Likewise, one may ask: "Why should we be inflicted with injuries or loss of life or property, or with sorrows and gloom, in the‑course of what is loosely termed as 'act of God' like flood, earthquake, storms and cyclones?"
All these questions would have been of relevance if the death in this world would have been the end of life, if there had been no Day of judgement. But, at present, the position is as follows:
No matter how great our sufferings, they are not everlasting. We have a sure knowledge that sooner or later, all this trouble will come to an end because our stay in this world will be terminated one day and we will be transferred to another everlasting world. And as soon as we are transferred from this world, our anxiety and trouble will end provided we have prepared ourselves for it.
According to our belief, God rewards man for his sufferings, whether he be a Muslim or a non‑Mu‑slim. 1 Those persons who have committed sins get reward of sufferings in the form of remission of the punishment in the life hereafter. And those who did not commit any sin, like Prophets and Imams, and still suffered most of all, will be rewarded by higher and greater prestige and honor : in the presence of Allah.
Thus according to the Shi'i, a point of view, sufferings of this world ultimately serve to cleanse the man from sins, and to bring him nearer to Allah in the hereafter.
It should be mentioned here that sometimes suffering and disaster is used not as a test, but as a warning to sinners or a punishment for transgressors.

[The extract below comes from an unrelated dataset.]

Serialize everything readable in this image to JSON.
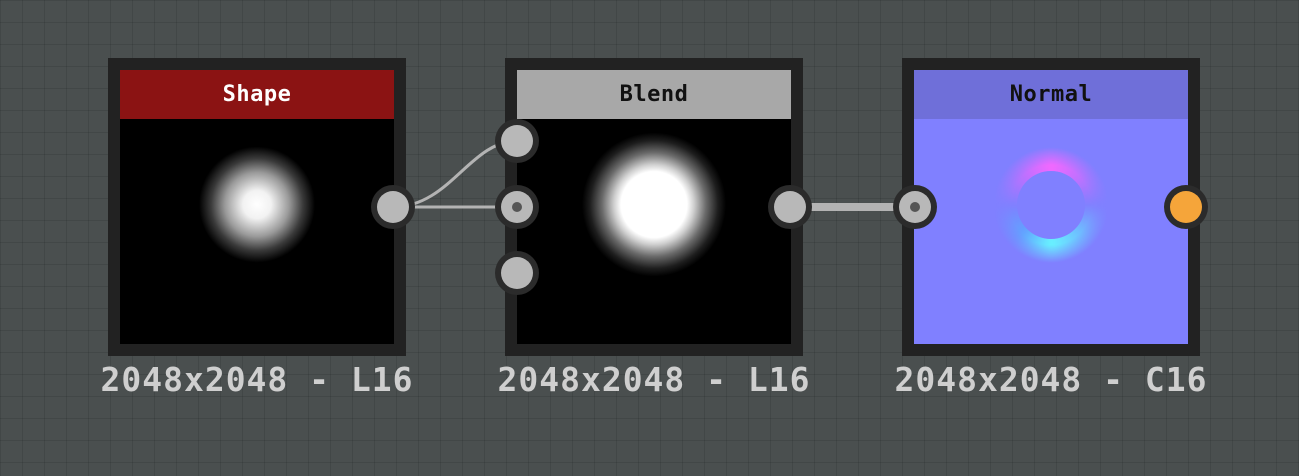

Examples of such warnings may be found in the. traditions of the Prophet such as the following: "When Allah is displeased with a people [and yet does not want to wipe them out completely], the prices go up and up, life‑span becomes shortened, trade brings no profit and the land bears less fruits."
The Prophet also explained that adultery, when practised openly, increases the accidental and sudden death, brings such plagues and diseases which had never been heard of before. When people resort to cheating in weight and measure, warning comes in form of famine, underemployment, and tyrants.
When rich people withhold zakat, poverty strikes the community. Imam 'Ali bin Abi Talib said, "If all liable persons paid their zakat, there would not be a needy person in the community." These are but a few examples of how God gives us warning so that we may amend our ways. 2
And examples of sufferings as punishment may be found in the stories of Pharaoh (Fir'awn), Nimrod (Namrud), people of Prophets Lot (Lut), Shu'ayb, Noah (Nuh) and Salih. It will not be out of place to mention here that the outright destruction (like that of the people of Lot, Pharaoh and Nimrod) has been removed from the Muslim ummah as a respect to the Holy Prophet who was "a mercy to the universe." But the suffering to warn the transgressors continues.
However, one should always remember that God, in His mercy and grace, has hidden the true purpose of a? particular suffering from our eyes. Therefore, we should never say that, for example, a certain person suffering from a chronic disease is a sinner who is undergoing punishment. Why?
Because, he may be a good person undergoing a hard test for his virtues. So we should never judge anybody by his apparent affluence or poverty, by his good or bad luck, by his physical strength or weakness, by his fortune or misfortune. We should, instead, concentrate upon our own spiritual and moral upliftment.